“In the event of the adoption of the law on foreign agents, Georgia received the right to control the funds transferred to the country from abroad to finance political parties, or, simply speaking, the opposition, the media, and public organizations that form the anti-Georgian agenda. And this means that it is the citizens of Georgia who would influence decisions made in various areas: from elections to government bodies to the implementation of country development projects. But it all ended with the fact that through the use of the lever of soft power, Washington brought people out into the street. The Georgian authorities were forced to submit, but not to the will of the people, but to the United States. Therefore, the bill on foreign agents being considered in the Georgian parliament was unacceptable to the United States. He limited the influence of Washington on the domestic political life of the country. With its removal from consideration in Parliament, Georgia has lost a chance for sovereignty,” Volodin wrote on his Telegram channel.
Statements that Washington somehow brought several thousand demonstrators to the streets of Georgia are not supported by any facts - but, however, they fully fit into the logic of the Russian authorities that in no country in the world people can protest against the authorities in their own way. will, only for the "cookies of the State Department." In both the US and the EU, the Georgian bill, which required all non-profit legal entities and media outlets that are more than 20% funded from abroad, to register as “foreign agents”, expectedly caused disapproval. Specifically, U.S. State Department spokesman Ned Price said the proposed law would "stigmatize and silence the independent voices and citizens of Georgia who are committed to building a better future for their communities." However, if Volodin hints that the protests in the country began because of the words of the representative of the State Department, he is openly flattering Ned Price.
Of course, Volodin's ingenuous statement that the scandalous bill is aimed primarily at fighting the opposition is touching. It’s just that it’s not very clear what the “anti-Georgian agenda” is. The Power of the People movement, which introduced the controversial bill, is broadcasting anti-Western rhetoric - so it could be assumed that the initiative is really directed primarily against non-profit organizations funded from the US and the EU. However, it is not clear why the desire to see Georgia in the European Union and in good relations with the United States is “anti-Georgian” for Volodin.
The State Duma speaker's statement that the Georgian law is allegedly a complete analogue of the similar law in the US (FARA) also does not correspond to reality.

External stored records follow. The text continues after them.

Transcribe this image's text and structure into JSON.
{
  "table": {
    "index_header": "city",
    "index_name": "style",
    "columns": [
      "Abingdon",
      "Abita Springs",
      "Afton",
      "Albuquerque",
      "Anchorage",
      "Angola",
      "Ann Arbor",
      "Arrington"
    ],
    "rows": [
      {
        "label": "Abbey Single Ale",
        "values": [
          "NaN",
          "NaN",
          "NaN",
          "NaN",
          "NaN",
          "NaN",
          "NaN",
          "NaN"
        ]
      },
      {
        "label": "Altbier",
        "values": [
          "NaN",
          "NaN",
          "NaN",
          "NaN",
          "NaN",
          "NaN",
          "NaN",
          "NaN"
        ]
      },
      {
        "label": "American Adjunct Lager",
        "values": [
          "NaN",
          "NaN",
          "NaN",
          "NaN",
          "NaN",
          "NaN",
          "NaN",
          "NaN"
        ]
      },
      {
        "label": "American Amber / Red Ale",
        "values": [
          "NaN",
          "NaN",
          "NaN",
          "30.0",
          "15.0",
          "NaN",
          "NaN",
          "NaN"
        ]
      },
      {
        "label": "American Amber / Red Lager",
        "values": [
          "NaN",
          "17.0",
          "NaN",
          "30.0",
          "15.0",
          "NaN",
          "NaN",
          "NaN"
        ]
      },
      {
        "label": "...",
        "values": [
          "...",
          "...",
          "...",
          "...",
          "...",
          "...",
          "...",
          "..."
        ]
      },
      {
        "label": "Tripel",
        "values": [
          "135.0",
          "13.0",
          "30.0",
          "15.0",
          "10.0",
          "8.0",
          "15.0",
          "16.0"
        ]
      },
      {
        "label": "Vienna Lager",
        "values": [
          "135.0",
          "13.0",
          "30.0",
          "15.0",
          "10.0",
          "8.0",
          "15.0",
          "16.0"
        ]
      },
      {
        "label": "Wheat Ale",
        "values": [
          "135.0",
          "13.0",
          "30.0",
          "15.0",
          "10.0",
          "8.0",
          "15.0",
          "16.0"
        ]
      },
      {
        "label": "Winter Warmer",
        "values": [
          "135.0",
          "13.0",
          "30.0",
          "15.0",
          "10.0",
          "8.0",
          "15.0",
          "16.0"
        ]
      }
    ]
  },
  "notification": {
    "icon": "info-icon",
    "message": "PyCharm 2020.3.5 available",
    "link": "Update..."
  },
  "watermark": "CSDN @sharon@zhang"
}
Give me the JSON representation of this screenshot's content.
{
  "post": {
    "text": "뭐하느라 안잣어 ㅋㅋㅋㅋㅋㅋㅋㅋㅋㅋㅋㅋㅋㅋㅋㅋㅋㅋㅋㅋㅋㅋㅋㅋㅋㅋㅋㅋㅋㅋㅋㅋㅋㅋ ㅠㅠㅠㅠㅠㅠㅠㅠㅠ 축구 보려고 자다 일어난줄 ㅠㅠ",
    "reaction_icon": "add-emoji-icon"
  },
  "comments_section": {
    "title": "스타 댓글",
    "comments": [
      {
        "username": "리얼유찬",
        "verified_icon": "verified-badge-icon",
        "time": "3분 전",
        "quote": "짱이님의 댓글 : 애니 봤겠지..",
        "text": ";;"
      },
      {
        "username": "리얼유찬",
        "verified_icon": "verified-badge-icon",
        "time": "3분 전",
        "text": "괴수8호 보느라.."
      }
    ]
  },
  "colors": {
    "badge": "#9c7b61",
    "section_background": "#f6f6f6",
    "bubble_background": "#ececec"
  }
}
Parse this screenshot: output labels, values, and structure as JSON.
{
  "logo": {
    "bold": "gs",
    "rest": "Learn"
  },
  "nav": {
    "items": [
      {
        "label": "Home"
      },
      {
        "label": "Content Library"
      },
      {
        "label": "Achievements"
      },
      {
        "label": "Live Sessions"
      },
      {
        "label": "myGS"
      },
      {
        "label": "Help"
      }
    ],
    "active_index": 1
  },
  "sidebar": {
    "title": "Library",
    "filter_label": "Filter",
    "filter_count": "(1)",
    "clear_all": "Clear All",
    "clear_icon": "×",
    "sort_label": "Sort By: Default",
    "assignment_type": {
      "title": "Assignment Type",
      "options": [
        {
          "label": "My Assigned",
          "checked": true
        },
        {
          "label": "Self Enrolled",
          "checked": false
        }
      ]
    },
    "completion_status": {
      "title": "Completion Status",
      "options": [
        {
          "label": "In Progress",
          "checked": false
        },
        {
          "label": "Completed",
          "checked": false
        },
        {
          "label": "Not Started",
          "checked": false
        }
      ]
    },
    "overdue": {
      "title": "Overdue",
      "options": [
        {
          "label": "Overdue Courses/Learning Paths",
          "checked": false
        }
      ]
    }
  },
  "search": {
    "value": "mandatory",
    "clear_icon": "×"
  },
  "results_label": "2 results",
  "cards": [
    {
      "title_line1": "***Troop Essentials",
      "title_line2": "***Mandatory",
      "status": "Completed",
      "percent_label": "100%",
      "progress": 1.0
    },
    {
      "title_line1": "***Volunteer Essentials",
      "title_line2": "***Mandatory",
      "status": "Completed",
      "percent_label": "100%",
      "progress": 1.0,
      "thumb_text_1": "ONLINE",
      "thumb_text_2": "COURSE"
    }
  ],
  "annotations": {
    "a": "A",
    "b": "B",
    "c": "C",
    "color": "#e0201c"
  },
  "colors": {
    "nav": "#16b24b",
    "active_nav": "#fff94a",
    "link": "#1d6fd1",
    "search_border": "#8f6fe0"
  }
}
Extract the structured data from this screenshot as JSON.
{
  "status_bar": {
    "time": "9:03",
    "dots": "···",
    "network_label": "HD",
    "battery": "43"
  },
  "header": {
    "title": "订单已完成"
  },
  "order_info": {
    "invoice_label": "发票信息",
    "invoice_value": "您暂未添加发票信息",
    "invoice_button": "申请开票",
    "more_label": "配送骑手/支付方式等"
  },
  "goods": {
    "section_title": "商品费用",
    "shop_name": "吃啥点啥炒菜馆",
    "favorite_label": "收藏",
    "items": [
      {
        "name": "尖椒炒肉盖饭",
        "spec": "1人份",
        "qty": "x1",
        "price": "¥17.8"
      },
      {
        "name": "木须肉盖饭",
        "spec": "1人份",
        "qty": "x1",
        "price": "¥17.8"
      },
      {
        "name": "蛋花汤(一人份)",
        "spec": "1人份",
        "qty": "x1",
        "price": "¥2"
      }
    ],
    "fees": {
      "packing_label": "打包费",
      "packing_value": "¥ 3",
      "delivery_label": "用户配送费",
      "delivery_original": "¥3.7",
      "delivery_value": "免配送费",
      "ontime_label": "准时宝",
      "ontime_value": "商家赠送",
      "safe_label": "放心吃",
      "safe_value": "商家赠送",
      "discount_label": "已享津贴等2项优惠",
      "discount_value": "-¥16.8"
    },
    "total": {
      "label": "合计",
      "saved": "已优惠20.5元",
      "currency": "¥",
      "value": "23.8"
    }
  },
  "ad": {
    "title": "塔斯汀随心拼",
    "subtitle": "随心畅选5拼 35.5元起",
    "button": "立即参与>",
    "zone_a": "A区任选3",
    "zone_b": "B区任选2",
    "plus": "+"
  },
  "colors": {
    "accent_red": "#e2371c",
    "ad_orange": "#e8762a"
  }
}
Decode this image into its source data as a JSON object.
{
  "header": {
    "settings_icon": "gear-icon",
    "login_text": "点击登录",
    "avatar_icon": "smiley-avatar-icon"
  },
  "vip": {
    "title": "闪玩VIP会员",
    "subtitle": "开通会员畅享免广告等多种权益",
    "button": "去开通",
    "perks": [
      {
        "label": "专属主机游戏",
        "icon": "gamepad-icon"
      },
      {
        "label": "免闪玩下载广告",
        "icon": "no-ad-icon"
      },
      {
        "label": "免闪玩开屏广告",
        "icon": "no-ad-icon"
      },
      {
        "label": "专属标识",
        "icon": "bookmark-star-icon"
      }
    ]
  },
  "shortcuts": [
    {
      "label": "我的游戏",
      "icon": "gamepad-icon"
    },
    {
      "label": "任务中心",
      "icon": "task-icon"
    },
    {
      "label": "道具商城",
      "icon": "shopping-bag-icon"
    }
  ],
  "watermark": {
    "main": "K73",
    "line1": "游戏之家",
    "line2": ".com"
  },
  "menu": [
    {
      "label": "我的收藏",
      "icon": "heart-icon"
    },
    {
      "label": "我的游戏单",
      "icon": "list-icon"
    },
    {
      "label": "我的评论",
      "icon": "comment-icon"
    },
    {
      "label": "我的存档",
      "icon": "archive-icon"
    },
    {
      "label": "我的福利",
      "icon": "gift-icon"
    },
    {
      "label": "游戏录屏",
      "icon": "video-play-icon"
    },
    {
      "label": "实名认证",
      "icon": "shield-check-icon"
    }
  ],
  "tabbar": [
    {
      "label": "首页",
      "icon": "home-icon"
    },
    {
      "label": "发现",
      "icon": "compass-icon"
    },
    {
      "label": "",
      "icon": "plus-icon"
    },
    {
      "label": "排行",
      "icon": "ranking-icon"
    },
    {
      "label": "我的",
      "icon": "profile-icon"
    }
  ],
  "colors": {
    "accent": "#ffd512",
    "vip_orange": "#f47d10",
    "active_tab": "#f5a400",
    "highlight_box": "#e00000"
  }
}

One important difference is that FARA does not require registration based solely on foreign funding. “Rather, you need to be an agent of a foreign principal, including if he acts on the instructions and under the control of a foreign government,” says the report of the International Center for Not-for-Profit Law, located in Washington. "Many U.S. non-profit groups and media organizations receive foreign grants and other support, but the U.S. does not require them to register as foreign agents under FARA."
American law primarily restricts political lobbying, and not the activities of public organizations and the media. In fact, just 5% of those registered under FARA are non-profit groups, and even these are mostly branches of foreign political parties, the report says.
Volodin also repeats the favorite fake of the Russian authorities, including Vladimir Putin, that in the Russian Federation "the norms of the federal law on foreign agents are more liberal than in the United States." Even in 2018, this was no longer true (The Insider wrote about why the Russian law is much tougher than the American one). However, in 2023, Volodin's words sound simply mocking. US law contains a clear definition of a foreign agent: a natural or legal person who "works under the control and direct direction of a foreign "principal" and in his direct interests" and at the same time participates in political activities, the concept of which is also clearly defined. And the law on foreign agents in the Russian Federation in its current modification allows you to declare any organization or person as such - just an unsubstantiated assertion that he or she is under some kind of “foreign influence” is enough (what this is, it is not clear from the law). In the United States, a “foreign agent” is not prohibited from political activities, and in general there are no special restrictions for him. In Russia, a virtually complete ban on the political activities of a “foreign agent” has been established. In addition, according to the new version of the law, they are prohibited from teaching in public schools and universities, conducting creative activities at the expense of the budget, participating in procurement under government contracts, and conducting environmental assessments.
Finally, Volodin once again repeats that, unlike the United States, Russia "advocates non-interference in the internal affairs of other states." At the same time, two sentences later, he clarifies: “We have complicated relations with Georgia. There are none at the inter-parliamentary level.” For some reason, Volodin is embarrassed to name the reasons for this. Perhaps because Russia's bombing of Georgia in 2008 is precisely "intervention in the internal affairs" of other countries, and even the speaker of the State Duma understands this.